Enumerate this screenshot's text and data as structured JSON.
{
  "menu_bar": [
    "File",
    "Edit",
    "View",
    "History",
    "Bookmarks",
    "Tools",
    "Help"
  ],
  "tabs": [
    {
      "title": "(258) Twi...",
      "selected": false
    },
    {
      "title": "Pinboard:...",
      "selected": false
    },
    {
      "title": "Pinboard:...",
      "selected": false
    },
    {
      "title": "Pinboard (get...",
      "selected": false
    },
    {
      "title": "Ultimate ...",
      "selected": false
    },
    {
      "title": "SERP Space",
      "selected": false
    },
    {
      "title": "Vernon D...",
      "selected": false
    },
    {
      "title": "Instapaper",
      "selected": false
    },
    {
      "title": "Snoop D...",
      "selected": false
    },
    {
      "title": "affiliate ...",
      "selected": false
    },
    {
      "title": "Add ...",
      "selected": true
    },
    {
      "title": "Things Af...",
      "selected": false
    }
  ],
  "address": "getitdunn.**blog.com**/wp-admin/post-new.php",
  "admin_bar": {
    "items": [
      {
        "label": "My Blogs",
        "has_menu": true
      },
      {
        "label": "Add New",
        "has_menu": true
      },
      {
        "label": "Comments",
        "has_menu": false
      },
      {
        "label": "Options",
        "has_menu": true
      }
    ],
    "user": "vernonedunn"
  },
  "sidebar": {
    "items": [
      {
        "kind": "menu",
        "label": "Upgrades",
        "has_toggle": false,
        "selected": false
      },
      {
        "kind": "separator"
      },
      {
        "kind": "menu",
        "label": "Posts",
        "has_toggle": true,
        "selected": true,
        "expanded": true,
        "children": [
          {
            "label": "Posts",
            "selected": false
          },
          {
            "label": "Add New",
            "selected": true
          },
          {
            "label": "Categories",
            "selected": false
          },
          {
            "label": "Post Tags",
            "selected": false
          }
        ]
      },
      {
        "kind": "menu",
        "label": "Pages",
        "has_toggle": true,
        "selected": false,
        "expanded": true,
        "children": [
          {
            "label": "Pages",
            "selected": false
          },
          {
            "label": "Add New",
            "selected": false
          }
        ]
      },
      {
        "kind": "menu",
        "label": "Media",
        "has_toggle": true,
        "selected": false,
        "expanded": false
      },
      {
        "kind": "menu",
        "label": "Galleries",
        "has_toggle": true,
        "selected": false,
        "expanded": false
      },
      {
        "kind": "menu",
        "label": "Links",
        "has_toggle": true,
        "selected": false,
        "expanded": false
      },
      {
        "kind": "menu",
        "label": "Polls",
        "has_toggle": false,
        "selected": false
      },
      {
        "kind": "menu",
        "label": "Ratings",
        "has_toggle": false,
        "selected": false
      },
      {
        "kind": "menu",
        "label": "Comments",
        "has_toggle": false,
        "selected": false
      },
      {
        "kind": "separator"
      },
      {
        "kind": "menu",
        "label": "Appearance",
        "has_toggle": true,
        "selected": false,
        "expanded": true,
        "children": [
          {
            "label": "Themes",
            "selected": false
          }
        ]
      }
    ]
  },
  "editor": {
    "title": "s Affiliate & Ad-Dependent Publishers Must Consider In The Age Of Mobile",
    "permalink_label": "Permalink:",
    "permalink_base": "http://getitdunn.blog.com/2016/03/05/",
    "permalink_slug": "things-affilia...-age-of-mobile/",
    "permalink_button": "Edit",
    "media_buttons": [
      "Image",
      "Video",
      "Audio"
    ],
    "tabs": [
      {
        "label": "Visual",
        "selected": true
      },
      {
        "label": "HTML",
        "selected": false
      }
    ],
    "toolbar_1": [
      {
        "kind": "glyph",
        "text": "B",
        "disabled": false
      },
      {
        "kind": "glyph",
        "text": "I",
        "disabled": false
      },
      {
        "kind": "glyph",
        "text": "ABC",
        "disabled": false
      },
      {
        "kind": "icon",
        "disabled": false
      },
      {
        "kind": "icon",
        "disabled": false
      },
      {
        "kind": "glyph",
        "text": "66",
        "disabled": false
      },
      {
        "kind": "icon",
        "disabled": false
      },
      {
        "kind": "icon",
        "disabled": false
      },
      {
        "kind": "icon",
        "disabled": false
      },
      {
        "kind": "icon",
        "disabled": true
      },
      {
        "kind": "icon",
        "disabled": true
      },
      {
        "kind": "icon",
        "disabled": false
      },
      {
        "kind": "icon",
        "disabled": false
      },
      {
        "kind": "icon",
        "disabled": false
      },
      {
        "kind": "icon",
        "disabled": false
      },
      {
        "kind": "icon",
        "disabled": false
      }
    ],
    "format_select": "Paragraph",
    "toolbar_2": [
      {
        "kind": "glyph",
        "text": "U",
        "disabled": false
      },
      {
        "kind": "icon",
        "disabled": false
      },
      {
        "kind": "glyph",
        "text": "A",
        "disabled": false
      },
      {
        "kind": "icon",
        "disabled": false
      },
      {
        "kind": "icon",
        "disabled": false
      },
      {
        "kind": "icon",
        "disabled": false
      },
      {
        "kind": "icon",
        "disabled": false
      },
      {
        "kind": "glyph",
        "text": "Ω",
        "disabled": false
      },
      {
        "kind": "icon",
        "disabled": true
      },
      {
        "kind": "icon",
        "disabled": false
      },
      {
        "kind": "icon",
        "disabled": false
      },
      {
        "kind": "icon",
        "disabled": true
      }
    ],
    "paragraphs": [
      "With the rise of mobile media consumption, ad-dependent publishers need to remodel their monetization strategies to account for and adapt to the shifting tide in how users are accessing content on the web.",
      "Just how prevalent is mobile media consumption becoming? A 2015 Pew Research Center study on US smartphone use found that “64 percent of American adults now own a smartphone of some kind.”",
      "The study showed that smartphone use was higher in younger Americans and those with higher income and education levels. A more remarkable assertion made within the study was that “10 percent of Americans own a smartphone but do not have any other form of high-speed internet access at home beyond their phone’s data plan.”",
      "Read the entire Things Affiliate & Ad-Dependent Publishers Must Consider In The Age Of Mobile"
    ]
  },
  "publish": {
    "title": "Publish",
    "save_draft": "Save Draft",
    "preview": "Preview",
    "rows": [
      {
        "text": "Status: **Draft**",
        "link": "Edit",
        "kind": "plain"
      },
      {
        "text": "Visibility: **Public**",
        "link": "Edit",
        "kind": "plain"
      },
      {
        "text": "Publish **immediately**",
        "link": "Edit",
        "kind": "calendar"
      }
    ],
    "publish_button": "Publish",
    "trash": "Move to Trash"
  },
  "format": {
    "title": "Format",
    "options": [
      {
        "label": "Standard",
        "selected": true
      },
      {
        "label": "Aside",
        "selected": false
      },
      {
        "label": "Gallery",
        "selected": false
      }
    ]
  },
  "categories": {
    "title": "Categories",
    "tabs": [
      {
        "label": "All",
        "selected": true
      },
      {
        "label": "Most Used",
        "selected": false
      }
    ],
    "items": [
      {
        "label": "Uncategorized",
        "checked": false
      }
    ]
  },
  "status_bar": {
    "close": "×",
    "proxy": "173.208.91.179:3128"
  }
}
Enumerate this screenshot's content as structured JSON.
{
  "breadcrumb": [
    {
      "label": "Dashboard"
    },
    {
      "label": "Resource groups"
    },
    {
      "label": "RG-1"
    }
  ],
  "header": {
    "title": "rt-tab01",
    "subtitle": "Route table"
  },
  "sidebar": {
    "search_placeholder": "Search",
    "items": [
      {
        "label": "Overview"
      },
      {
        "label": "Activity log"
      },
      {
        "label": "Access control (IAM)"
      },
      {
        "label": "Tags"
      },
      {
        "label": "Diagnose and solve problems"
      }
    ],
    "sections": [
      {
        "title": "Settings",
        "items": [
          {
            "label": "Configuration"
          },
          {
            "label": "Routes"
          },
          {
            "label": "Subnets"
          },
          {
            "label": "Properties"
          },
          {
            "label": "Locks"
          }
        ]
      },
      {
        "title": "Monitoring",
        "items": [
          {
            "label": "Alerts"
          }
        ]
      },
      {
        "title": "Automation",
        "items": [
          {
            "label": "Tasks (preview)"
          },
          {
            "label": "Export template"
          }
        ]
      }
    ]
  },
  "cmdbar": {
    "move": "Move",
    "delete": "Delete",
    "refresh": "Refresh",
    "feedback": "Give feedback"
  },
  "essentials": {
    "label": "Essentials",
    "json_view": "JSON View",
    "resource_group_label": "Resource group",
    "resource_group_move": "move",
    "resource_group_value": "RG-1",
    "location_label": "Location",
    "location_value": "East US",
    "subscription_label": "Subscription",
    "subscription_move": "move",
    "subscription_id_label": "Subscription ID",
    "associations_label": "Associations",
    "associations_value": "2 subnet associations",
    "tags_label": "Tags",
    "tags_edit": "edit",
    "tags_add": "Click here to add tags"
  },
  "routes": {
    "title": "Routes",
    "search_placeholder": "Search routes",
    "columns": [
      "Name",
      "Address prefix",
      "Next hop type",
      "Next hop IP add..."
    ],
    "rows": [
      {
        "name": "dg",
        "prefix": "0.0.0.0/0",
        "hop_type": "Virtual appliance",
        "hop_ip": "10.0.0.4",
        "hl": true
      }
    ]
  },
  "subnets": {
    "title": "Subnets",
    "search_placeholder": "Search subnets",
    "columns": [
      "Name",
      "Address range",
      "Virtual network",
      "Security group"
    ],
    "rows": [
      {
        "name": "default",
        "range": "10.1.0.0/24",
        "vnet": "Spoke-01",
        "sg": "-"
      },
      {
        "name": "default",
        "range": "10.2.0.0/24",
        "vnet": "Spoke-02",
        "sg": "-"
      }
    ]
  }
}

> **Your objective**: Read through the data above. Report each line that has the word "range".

> **Output of the task**:
      "Address range",
        "range": "10.1.0.0/24",
        "range": "10.2.0.0/24",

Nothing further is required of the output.